I remember being in 5th grade when the first Santa Barbara oil spill was presented in the news. I was a child who loved animals, and I still resonate with my intensely held wish to someday spot a sea otter in the wild. Thus, the pictures of the oil spill’s devastation – the sea creatures miserably coated in black gunk – made a deep impression on me, as did the media’s presentation of the risks present in warming earth’s atmosphere, should we continue to thoughtlessly burn oil.
More than five decades later, my sense of helplessness and frustration around our society’s refusal to set limits on our destructive patterns of consumption is even greater. Looking at the evidence of our actions and inaction, I see human societies ignoring the fact that what we do now matters, loath to acknowledge that the catastrophic climate changes we did not try to avoid have arrived. We take personally the natural impingements of the climate upon us, and yet refuse to act in consideration of how our behaviors impinge on the complex global systems that shape the climate.
It is as if we are incapable of seeing the reality of our relationship with the environment we are a part of. The colonizing mindset from which the United States was born has treated our natural world and its forces as inanimate or as hostile, to be exploited or controlled – but not to be accepted as setting limits upon us. We seem to imagine that since our wants can be infinite, so can our external world.
When we use the phrase Mother Nature, we indirectly acknowledge our role as dependent children born from forces we cannot control or fully understand. Our human creativity and imagination are intertwined with our painful human vulnerability. This acknowledgment brings me to consider where my understanding of vulnerability and infantile emotions may fit. We seem to interpret the pain of limits set by Mother Nature as persecutory deprivations. As Melanie Klein theorized, persecutory experiences promote the experiences of envy and greed, which can create tremendous difficulties in integrating inevitable losses. When we encounter loss, and the fact that we cannot have everything we can imagine, we hold Mother Nature as cruel rather than having her own limits. When entrenched in this position, we cannot move towards reparation. We suffer in a primal way when we cannot integrate Mother Nature as both more powerful than our wishes and yet somehow, still subject to the limits of realities we cannot fully grasp. This erodes our capacity to trust in goodness, and thus a vicious cycle of deprivation, greed and destructiveness continues.
So I must consciously and effortfully look at my fear that there is no hope for our world and humanity within it. I feel my dread at what appears to be a future of tremendous loss. And painful as it is to make contact with my dread and anticipatory grief, it is at that moment that I can move from fear and a sense of betrayal, to recognizing that our world as we know it, could never last forever.
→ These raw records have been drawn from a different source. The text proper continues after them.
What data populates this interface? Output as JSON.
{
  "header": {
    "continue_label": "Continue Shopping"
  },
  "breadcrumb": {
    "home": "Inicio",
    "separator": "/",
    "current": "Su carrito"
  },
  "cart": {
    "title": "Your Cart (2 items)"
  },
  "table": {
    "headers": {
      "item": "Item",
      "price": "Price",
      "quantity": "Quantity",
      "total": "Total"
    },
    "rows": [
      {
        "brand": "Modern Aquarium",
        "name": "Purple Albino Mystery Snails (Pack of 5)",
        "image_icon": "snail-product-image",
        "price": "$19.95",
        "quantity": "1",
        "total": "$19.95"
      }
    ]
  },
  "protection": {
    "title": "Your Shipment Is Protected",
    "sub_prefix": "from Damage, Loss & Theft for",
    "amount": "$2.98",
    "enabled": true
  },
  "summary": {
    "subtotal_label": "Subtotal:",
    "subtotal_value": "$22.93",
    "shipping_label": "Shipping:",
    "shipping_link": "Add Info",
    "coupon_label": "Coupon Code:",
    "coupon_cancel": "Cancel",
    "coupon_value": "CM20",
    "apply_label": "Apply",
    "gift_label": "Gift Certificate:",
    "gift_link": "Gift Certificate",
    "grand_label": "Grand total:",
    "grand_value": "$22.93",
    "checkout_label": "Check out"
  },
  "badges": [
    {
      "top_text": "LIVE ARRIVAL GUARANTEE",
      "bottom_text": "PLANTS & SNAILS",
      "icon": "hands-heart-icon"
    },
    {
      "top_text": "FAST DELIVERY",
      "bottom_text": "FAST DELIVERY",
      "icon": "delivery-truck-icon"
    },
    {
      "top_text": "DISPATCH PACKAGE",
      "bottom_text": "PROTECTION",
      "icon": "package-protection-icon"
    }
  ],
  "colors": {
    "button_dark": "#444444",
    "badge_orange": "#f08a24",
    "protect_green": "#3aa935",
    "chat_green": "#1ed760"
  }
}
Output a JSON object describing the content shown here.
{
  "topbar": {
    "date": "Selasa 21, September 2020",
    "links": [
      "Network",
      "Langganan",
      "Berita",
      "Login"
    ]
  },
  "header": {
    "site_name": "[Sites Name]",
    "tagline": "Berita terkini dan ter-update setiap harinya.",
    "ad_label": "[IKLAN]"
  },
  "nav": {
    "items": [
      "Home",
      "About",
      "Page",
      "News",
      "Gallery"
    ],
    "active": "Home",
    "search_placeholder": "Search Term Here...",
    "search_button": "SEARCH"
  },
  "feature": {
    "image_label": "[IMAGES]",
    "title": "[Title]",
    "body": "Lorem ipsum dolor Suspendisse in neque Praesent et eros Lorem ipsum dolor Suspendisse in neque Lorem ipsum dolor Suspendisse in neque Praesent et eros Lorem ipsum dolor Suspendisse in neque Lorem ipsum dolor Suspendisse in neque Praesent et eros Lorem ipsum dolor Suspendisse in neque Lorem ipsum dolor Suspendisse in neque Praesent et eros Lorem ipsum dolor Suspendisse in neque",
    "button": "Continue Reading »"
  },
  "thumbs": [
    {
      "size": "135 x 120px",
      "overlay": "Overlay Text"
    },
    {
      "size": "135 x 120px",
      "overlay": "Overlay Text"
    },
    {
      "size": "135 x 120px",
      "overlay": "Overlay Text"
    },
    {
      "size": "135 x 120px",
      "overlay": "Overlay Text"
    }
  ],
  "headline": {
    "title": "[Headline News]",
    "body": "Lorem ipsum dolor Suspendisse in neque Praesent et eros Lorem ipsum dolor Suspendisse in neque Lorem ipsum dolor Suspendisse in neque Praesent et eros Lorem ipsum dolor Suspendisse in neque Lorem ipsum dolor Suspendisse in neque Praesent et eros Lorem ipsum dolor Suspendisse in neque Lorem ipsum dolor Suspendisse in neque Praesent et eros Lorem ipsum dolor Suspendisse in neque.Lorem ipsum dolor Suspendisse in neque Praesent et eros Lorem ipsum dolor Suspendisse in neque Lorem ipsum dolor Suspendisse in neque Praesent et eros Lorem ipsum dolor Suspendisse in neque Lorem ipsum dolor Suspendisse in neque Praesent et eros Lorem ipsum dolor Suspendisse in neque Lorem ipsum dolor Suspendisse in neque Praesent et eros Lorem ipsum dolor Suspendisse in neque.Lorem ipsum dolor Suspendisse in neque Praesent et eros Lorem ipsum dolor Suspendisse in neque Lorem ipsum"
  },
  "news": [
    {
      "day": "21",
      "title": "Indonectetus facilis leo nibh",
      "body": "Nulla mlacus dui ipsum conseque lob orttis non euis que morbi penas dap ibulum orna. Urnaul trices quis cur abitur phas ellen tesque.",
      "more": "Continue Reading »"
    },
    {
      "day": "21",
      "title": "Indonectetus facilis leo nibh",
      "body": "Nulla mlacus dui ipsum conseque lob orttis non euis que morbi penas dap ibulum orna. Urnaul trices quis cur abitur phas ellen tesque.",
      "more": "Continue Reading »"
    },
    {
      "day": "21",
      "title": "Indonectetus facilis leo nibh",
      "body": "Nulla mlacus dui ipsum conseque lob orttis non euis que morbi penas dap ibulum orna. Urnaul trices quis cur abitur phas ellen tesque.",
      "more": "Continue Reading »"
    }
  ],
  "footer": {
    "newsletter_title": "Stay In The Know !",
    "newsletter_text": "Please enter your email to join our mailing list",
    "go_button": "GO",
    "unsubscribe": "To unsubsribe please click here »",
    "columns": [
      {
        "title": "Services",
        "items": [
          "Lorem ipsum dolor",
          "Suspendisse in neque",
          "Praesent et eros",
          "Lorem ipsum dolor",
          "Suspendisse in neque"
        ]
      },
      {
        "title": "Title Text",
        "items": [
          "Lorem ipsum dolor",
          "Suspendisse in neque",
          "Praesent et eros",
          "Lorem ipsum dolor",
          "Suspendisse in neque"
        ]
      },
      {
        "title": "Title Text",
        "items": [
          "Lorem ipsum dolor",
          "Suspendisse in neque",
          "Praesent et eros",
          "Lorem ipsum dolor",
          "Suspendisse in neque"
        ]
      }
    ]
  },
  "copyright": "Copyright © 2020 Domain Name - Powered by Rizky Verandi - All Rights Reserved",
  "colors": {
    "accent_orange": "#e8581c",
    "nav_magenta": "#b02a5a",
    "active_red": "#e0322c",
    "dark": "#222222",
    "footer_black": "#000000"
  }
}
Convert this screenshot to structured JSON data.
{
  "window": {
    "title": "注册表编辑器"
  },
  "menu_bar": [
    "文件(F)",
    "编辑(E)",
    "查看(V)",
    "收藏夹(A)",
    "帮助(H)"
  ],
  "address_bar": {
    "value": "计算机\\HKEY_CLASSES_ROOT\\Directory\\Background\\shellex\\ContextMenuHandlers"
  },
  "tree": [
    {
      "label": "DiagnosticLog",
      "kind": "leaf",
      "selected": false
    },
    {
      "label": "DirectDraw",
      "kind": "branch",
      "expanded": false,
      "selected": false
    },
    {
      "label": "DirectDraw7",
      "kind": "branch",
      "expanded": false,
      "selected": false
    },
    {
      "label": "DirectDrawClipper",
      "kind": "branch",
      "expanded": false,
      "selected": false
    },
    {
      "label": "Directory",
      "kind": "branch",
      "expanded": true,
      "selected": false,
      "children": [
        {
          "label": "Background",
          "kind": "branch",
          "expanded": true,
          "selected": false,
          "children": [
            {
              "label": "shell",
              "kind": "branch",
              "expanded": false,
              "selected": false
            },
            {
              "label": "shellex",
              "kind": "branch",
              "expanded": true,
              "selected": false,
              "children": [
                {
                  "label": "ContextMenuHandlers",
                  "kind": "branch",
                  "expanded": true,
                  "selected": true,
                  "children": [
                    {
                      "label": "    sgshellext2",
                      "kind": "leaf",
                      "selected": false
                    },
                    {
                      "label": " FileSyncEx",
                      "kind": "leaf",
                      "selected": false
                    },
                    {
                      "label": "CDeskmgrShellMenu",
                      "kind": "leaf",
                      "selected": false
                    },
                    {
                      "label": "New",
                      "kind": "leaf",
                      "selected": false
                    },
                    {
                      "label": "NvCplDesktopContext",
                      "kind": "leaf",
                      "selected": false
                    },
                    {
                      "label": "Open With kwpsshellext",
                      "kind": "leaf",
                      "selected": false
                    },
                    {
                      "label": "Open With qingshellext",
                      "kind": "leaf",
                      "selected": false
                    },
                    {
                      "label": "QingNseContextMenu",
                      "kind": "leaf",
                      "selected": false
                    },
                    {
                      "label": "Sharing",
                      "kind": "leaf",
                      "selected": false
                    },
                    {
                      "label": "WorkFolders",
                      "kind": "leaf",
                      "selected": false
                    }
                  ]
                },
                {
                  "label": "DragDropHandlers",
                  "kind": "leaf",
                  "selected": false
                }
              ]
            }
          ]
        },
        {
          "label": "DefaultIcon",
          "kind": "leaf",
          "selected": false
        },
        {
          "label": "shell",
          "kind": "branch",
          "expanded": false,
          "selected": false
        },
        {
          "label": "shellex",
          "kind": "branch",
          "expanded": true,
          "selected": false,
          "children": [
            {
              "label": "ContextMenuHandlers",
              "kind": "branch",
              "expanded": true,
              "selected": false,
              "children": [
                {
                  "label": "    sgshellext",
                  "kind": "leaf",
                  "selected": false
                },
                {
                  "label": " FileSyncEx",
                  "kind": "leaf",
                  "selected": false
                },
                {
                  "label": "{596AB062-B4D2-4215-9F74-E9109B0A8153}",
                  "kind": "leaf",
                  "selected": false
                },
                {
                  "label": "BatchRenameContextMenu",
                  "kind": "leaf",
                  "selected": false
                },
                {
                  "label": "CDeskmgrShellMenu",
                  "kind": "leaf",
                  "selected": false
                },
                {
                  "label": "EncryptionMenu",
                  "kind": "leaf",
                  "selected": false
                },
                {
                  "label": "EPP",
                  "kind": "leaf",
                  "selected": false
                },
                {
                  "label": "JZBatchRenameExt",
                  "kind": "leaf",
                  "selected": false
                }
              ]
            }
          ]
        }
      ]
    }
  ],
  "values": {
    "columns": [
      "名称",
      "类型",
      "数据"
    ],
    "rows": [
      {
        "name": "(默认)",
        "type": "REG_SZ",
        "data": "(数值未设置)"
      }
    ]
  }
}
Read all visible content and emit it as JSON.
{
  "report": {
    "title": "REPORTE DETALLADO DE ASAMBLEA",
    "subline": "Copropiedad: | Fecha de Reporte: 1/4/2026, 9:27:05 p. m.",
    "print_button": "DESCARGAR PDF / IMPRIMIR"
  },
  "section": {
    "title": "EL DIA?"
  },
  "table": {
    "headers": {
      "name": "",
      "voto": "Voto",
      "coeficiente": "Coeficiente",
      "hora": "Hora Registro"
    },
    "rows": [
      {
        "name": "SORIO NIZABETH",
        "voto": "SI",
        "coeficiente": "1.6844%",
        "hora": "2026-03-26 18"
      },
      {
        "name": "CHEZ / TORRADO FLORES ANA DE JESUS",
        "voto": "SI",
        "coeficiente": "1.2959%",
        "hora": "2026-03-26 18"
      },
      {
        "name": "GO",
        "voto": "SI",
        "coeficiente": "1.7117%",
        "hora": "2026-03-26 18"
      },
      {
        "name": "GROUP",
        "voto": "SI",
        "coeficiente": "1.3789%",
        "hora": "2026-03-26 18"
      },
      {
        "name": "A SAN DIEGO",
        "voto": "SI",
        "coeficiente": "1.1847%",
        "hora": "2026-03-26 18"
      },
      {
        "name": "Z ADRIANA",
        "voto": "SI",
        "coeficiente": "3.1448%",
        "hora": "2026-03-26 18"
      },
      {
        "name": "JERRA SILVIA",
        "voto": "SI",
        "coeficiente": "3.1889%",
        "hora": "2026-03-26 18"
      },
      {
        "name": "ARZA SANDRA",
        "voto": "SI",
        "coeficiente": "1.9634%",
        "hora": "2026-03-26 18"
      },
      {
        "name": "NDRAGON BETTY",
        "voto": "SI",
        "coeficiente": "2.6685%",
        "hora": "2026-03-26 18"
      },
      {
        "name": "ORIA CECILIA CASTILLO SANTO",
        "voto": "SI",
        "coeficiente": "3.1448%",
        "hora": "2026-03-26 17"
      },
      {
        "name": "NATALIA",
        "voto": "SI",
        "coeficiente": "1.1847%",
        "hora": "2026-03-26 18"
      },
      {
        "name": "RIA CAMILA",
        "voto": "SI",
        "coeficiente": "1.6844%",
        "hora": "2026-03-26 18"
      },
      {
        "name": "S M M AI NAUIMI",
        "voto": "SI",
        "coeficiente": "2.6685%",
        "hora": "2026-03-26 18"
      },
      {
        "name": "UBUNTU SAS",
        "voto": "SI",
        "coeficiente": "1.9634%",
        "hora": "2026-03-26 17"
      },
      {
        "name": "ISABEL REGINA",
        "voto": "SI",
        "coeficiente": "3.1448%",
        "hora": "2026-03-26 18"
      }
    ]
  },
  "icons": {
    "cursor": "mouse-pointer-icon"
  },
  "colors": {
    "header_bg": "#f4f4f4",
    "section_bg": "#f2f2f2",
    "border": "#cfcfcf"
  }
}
Loss is inherent in the gift of life, and my persecuted response to this keeps me from appreciating the gift of faith in the future as growth, albeit growth that moves us towards gain and loss. This brings some relief, where I can see myself in ever-shifting motion: from fantasying that I know what turn the future will take, in a despairing way, towards the relief of recognizing my lack of omniscience, and accepting the unknown as where hope can be found. This movement is as natural as the turn of seasons, and I can trust in myself and in our world as continuing in the mysterious journey of ongoingness.